Strawbridge & Clothier, the Philadelphia department-store operator, yesterday said that despite lower sales, continued cost control allowed it to earn a profit in the second quarter. Last year, it reported a loss for the quarter. The company said sales were down slightly because of less advertising this year than in 1993. But the cost of sales dropped from 77.2 percent of sales to 76.1 percent this year because of lower occupancy and buying costs and fewer markdowns, the company said.
May 7, 1987 |
Executives of the local research and development company Biosonics told shareholders yesterday that the company is pinning its immediate hopes to the success of an electronic device that can help people who have bowel control problems. Food and Drug Administration approval of the Biosonics Anotron incontinence system paves the way for the company - which has spent more than $5 million developing new applications for electronics in medicine - to make the transition to manufacturing and marketing, according to chairman Jack Paller.
July 29, 1986 |
Westmoreland Coal Co. yesterday said it earned $5.8 million or 71 cents a share in the second quarter, in contrast with a $732,000 or 9-cent-per-share loss a year earlier. The turnaround for the Philadelphia-based company came as coal sales rose 5.9 percent, to $146.5 million compared with $138.4 million sold in the second quarter of 1985. Total revenue, which includes non-coal subsidiaries, was $157.8 million, compared with $150.2 million in 1985. The company also kept its costs down, according to chairman E.B. Leisenring Jr. Earnings for the first half of 1986 were $10.4 million or $1.28 per share, compared with a loss of $3.3 million or 40 cents per share in the first half of 1985, the company said.

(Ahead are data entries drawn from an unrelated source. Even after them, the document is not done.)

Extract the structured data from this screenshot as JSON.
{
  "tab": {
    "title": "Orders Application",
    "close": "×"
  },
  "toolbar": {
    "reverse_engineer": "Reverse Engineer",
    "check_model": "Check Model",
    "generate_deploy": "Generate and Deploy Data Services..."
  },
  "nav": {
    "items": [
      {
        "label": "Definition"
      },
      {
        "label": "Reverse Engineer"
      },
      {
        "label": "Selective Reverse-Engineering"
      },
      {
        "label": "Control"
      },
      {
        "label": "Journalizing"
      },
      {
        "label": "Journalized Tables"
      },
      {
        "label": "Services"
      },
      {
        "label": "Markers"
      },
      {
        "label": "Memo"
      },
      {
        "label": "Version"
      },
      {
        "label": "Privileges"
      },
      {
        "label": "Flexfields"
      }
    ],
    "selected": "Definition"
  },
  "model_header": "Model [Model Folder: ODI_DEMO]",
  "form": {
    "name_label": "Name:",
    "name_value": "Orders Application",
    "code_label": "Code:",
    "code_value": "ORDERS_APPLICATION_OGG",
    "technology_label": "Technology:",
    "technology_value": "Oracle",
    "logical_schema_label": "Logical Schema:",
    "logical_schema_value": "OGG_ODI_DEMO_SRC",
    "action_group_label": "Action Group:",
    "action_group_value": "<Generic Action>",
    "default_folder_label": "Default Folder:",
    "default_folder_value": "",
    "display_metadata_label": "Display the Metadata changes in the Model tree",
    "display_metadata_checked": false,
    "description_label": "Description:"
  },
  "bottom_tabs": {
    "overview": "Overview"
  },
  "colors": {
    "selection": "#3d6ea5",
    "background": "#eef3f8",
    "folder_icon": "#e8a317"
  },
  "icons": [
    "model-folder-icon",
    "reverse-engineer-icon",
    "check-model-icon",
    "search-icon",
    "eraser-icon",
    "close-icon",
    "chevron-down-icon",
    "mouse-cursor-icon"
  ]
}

January 21, 1986 |
When The 1986 Miss Teen USA Pageant begins tonight on CBS (9 p.m., Channel 10), the screen will be filled with attractive scenery: 51 young women and the sands and surf of Florida's Daytona Beach. In business terms, the location is no less important than the competition. "Look at the sheer economics of it, at the simplest facts of what a pageant is," says George B. Honchar, president of Miss Universe Inc. "Nowadays, city governments are big business. . . . Everyone is very, very sensitive and alert to promotion.
September 13, 1990 |
Profits at Charter Power Systems Inc. jumped 85 percent in the second quarter, the Plymouth Meeting maker of batteries said yesterday. "Although slow economic activity is affecting the industries we serve, technical manufacturing improvements, production and purchasing efficiencies, targeted marketing and sales successes and changes in late 1989 to a new debt structure . . . have helped produce the improved results for Charter Power," said Robert...
August 10, 1990 |
Cost-cutting efforts paid off in a big way in the second quarter at Vishay Intertechnology Inc., the Malvern maker of electronic resistors, sensors and other components. The company said its profits rose by nearly two-thirds on a modest increase in sales. "We are pleased that the effects of our planned cost-reduction programs are now starting to be seen in our results," said Felix Zandman, chairman and chief executive officer. "These programs will continue to be a high priority.